Riding with headphones – illegal, immoral or irrelevant?

I’ve had three incidents in the past month that have got me thinking about my bike riding etiquette. Twice in the past couple months friends have stopped me as I took headphones out of my ears to tut-tut me on riding while listening to music. This afternoon, on my way home from a doctors appointment, a self-identified off-duty RCMP officer instructed me (to her credit, in a kindly way) that riding with headphone on was illegal and she had pulled over dozens of people for impaired riding.

The bike shop guys I asked later in the day confirmed it was a contravention of the BC Motor Vehicle Act. Unfortunately, my legal prowess is limited and after a quick search of the Act, I wasn’t able to discover any evidence to confirm this is the case. Though I’ve yet to find the precise legal wording one thing I have found is that in all my time riding, I’ve never run into troubles with a police officer for riding with headphones (despite being pulled over several times for other infractions). What’s most striking is that if it is actually a law, it’s one of the most ignored ones in history. Sitting at the Union St Cafe at the corner of Union and Hawkes, it’s hard to find a cyclist (particularly during the morning commute) who isn’t listening to tunes on a small portable i-phone or music player.  For me it begs the question of the relevance of such a rule. Is this another road rule that everyone (including the cops ignores) or is it something we all really should be paying attention to?

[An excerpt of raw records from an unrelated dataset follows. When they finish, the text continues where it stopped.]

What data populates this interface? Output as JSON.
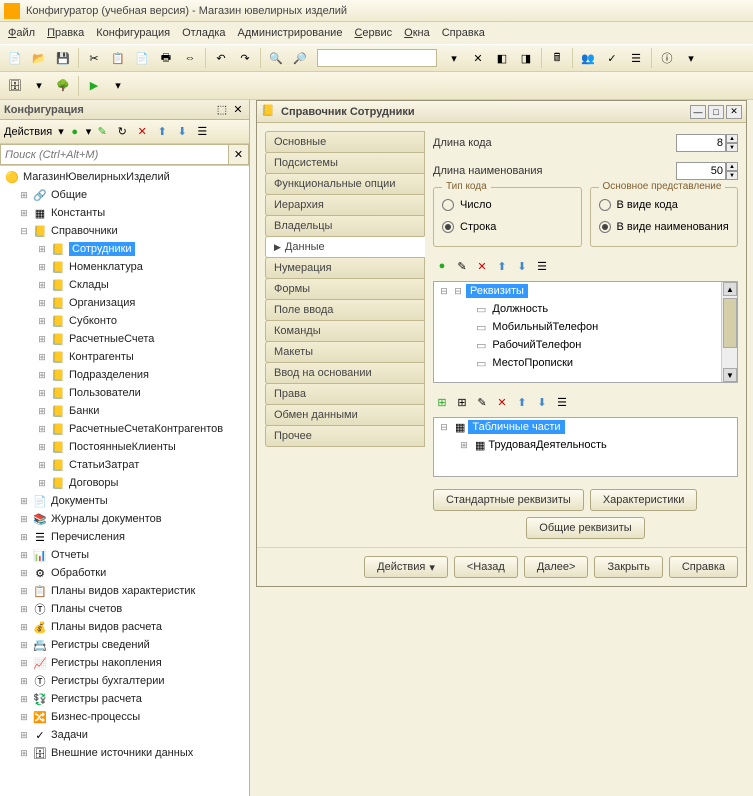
{
  "title": "Конфигуратор (учебная версия) - Магазин ювелирных изделий",
  "menu": [
    "Файл",
    "Правка",
    "Конфигурация",
    "Отладка",
    "Администрирование",
    "Сервис",
    "Окна",
    "Справка"
  ],
  "leftPanel": {
    "title": "Конфигурация",
    "actions": "Действия",
    "searchPlaceholder": "Поиск (Ctrl+Alt+M)"
  },
  "tree": {
    "root": "МагазинЮвелирныхИзделий",
    "items": [
      {
        "label": "Общие",
        "icon": "common"
      },
      {
        "label": "Константы",
        "icon": "const"
      },
      {
        "label": "Справочники",
        "icon": "ref",
        "expanded": true,
        "children": [
          {
            "label": "Сотрудники",
            "selected": true
          },
          {
            "label": "Номенклатура"
          },
          {
            "label": "Склады"
          },
          {
            "label": "Организация"
          },
          {
            "label": "Субконто"
          },
          {
            "label": "РасчетныеСчета"
          },
          {
            "label": "Контрагенты"
          },
          {
            "label": "Подразделения"
          },
          {
            "label": "Пользователи"
          },
          {
            "label": "Банки"
          },
          {
            "label": "РасчетныеСчетаКонтрагентов"
          },
          {
            "label": "ПостоянныеКлиенты"
          },
          {
            "label": "СтатьиЗатрат"
          },
          {
            "label": "Договоры"
          }
        ]
      },
      {
        "label": "Документы",
        "icon": "doc"
      },
      {
        "label": "Журналы документов",
        "icon": "journal"
      },
      {
        "label": "Перечисления",
        "icon": "enum"
      },
      {
        "label": "Отчеты",
        "icon": "report"
      },
      {
        "label": "Обработки",
        "icon": "proc"
      },
      {
        "label": "Планы видов характеристик",
        "icon": "plan"
      },
      {
        "label": "Планы счетов",
        "icon": "plan2"
      },
      {
        "label": "Планы видов расчета",
        "icon": "plan3"
      },
      {
        "label": "Регистры сведений",
        "icon": "reg"
      },
      {
        "label": "Регистры накопления",
        "icon": "reg2"
      },
      {
        "label": "Регистры бухгалтерии",
        "icon": "reg3"
      },
      {
        "label": "Регистры расчета",
        "icon": "reg4"
      },
      {
        "label": "Бизнес-процессы",
        "icon": "bp"
      },
      {
        "label": "Задачи",
        "icon": "task"
      },
      {
        "label": "Внешние источники данных",
        "icon": "ext"
      }
    ]
  },
  "dialog": {
    "title": "Справочник Сотрудники",
    "tabs": [
      "Основные",
      "Подсистемы",
      "Функциональные опции",
      "Иерархия",
      "Владельцы",
      "Данные",
      "Нумерация",
      "Формы",
      "Поле ввода",
      "Команды",
      "Макеты",
      "Ввод на основании",
      "Права",
      "Обмен данными",
      "Прочее"
    ],
    "activeTab": "Данные",
    "fields": {
      "codeLenLabel": "Длина кода",
      "codeLen": "8",
      "nameLenLabel": "Длина наименования",
      "nameLen": "50"
    },
    "codeType": {
      "title": "Тип кода",
      "opts": [
        "Число",
        "Строка"
      ],
      "sel": "Строка"
    },
    "mainRep": {
      "title": "Основное представление",
      "opts": [
        "В виде кода",
        "В виде наименования"
      ],
      "sel": "В виде наименования"
    },
    "attrs": {
      "root": "Реквизиты",
      "items": [
        "Должность",
        "МобильныйТелефон",
        "РабочийТелефон",
        "МестоПрописки"
      ]
    },
    "tabs2": {
      "root": "Табличные части",
      "items": [
        "ТрудоваяДеятельность"
      ]
    },
    "btns": {
      "std": "Стандартные реквизиты",
      "char": "Характеристики",
      "common": "Общие реквизиты"
    },
    "footer": {
      "actions": "Действия",
      "back": "<Назад",
      "next": "Далее>",
      "close": "Закрыть",
      "help": "Справка"
    }
  }
}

Fun tech friend or public enemy #1?

On the one hand, I understand how listening to music at a moderate volume can a) distract you from your environment and b) take away from your peripheral hearing. But is that really so different from the car radio (particularly at a high volume)? If you’re hands free and you are alert and listening to a music at a low volume, is this really so bad? And if this is the case, what about joggers? Should they not be held to the same standard?

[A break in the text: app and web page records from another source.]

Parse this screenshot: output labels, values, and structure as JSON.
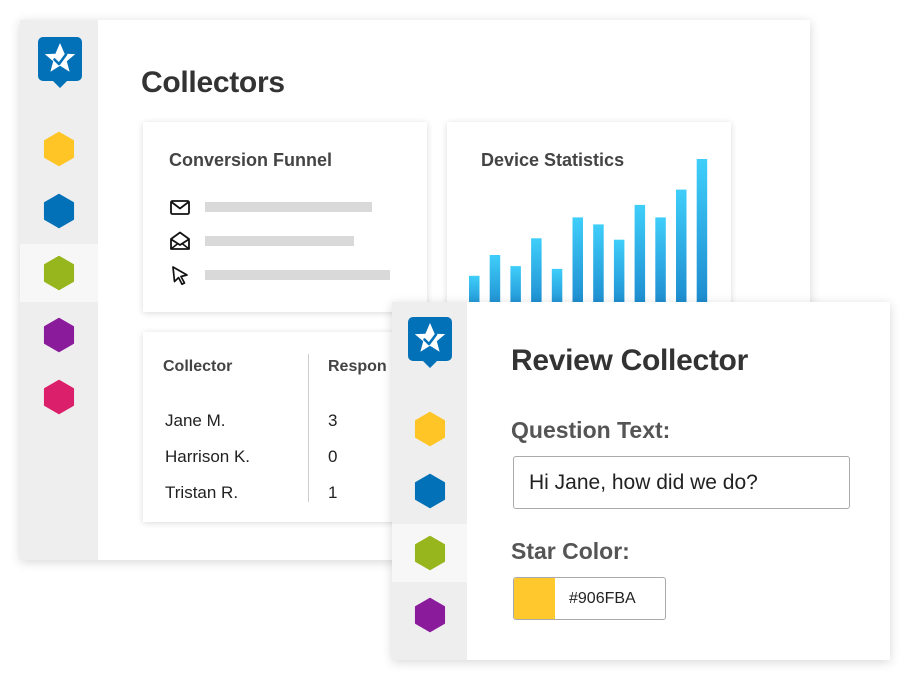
{
  "colors": {
    "brand_blue": "#0271B8",
    "nav_yellow": "#FFC527",
    "nav_blue": "#0271B8",
    "nav_green": "#97B61D",
    "nav_purple": "#8A1C9C",
    "nav_pink": "#DC1F6B",
    "bar_top": "#3FCEFA",
    "bar_bottom": "#1B87CC",
    "swatch": "#FFC82C"
  },
  "collectors_window": {
    "title": "Collectors",
    "nav": [
      "yellow-hexagon-icon",
      "blue-hexagon-icon",
      "green-hexagon-icon",
      "purple-hexagon-icon",
      "pink-hexagon-icon"
    ],
    "active_nav_index": 2,
    "funnel": {
      "title": "Conversion Funnel",
      "rows": [
        {
          "icon": "envelope-icon"
        },
        {
          "icon": "open-envelope-icon"
        },
        {
          "icon": "cursor-icon"
        }
      ]
    },
    "device": {
      "title": "Device Statistics"
    },
    "table": {
      "headers": [
        "Collector",
        "Respon"
      ],
      "rows": [
        {
          "name": "Jane M.",
          "responses": "3"
        },
        {
          "name": "Harrison K.",
          "responses": "0"
        },
        {
          "name": "Tristan R.",
          "responses": "1"
        }
      ]
    }
  },
  "review_window": {
    "title": "Review Collector",
    "nav": [
      "yellow-hexagon-icon",
      "blue-hexagon-icon",
      "green-hexagon-icon",
      "purple-hexagon-icon"
    ],
    "active_nav_index": 2,
    "question_label": "Question Text:",
    "question_value": "Hi Jane, how did we do?",
    "star_label": "Star Color:",
    "star_color_value": "#906FBA"
  },
  "chart_data": {
    "type": "bar",
    "title": "Device Statistics",
    "values": [
      0.26,
      0.41,
      0.33,
      0.53,
      0.31,
      0.68,
      0.63,
      0.52,
      0.77,
      0.68,
      0.88,
      1.1
    ],
    "ylim": [
      0,
      1.1
    ],
    "grid": false
  }
}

What is most frustrating about this issue is that this prohibition isn’t really clear to cyclists (or anyone for that matter). It’s hard to find evidence one way or another on the ICBC website and there certainly seems to be a gap in public education around all matters of proper riding ediquette (apparently it’s also illegal to ride without a bell – really!?). In any event, if the rule isn’t being enforced, is it really a good rule to have? Practice seems to be very different from principle on this issue.